The use of animals for mass food production is the most destructive technology on Earth: the number of wild mammals, birds, reptiles, amphibians and fish worldwide is less than one-third of what it was 50 years ago because so much land has been converted to pasture or farmland to feed livestock.
Our only realistic chance of reversing climate change is to replace the animal-farming industry. In 2009, when I was a biochemist at Stanford University in California, I was interested in meat replacements. So I started an 18-month sabbatical to work out how I could make the biggest positive impact on humanity and the planet. In 2011, I founded Impossible Foods, a company based in Redwood City, California, that competes with the meat industry. I am now emeritus at Stanford.
At Impossible, we try to deliver what consumers value in animal products, but in a more sustainable way. Most of that is easy: we can match the nutritional value of any type of meat, for about one-twentieth of the cost, using readily available plant ingredients. The hard part is making our food taste delicious. And that’s where haem comes in. Haem is the part of the haemoglobin molecule that contains iron: it’s haem that turns the amino acids, sugars, fats and vitamins in food into an explosion of flavours and aromas.
We make our own haem molecules by using genetically modified yeast to produce soy leghaemoglobin — the form of haemoglobin found in legumes.
In this photo, I’m at our pilot facility in Redwood City, where we optimize the fermentation and purification process for haem. My job is to wander around and talk to the scientists, share ideas and hear what they’re doing. I love tasting the prototypes. I’ve tried plant-based milk, Brie and fish and chips. We have a plant-based steak project.

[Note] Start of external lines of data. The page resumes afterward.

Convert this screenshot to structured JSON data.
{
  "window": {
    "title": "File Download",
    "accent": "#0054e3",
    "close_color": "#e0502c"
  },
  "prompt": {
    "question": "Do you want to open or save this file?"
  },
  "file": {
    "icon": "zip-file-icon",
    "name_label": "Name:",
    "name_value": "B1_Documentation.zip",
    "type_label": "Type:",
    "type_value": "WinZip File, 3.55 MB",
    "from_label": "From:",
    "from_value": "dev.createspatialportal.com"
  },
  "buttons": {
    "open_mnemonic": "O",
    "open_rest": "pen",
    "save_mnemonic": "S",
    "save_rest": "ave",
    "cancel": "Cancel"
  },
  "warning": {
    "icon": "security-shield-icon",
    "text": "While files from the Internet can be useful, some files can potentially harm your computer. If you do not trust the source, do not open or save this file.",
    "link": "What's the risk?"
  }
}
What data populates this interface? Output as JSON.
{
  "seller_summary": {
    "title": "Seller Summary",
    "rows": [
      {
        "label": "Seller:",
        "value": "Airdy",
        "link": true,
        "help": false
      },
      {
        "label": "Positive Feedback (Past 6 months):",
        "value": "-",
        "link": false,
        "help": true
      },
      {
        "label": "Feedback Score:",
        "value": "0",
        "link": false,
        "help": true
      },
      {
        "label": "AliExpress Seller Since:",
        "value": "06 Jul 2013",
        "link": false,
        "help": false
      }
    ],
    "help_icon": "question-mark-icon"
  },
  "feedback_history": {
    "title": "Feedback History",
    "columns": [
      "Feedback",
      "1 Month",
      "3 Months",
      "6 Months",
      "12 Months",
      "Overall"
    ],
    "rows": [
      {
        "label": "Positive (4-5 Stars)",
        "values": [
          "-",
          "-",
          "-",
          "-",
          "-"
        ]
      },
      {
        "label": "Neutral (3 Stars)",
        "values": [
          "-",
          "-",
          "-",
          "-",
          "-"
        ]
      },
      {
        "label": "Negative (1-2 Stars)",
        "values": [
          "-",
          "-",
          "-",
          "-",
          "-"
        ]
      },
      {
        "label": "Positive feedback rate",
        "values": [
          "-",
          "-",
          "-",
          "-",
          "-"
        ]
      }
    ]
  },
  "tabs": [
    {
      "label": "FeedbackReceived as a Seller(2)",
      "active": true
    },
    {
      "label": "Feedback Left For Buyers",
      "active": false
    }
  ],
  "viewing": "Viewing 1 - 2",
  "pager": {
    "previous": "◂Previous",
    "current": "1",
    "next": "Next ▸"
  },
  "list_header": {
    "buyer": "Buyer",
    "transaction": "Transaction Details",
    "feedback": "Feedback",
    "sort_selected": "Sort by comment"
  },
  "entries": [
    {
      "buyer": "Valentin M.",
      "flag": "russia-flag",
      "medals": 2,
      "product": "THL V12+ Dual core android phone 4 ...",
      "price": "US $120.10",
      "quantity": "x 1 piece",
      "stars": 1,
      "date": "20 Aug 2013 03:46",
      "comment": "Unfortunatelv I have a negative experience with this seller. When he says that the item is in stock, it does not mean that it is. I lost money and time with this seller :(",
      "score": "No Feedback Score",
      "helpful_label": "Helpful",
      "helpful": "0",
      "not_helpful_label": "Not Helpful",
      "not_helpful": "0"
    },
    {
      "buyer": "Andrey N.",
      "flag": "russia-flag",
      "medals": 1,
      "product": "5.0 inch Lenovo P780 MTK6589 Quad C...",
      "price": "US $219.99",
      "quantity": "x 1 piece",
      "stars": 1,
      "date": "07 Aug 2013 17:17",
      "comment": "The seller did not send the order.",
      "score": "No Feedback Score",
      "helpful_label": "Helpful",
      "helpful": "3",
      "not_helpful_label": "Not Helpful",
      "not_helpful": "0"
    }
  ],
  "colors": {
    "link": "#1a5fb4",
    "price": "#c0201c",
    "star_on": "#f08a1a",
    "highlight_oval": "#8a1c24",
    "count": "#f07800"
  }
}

We’re doubling the size of our research and development team this year, and whoever we recruit should feel able to be creative. That requires a fun environment.
Nature 590, 176 (2021)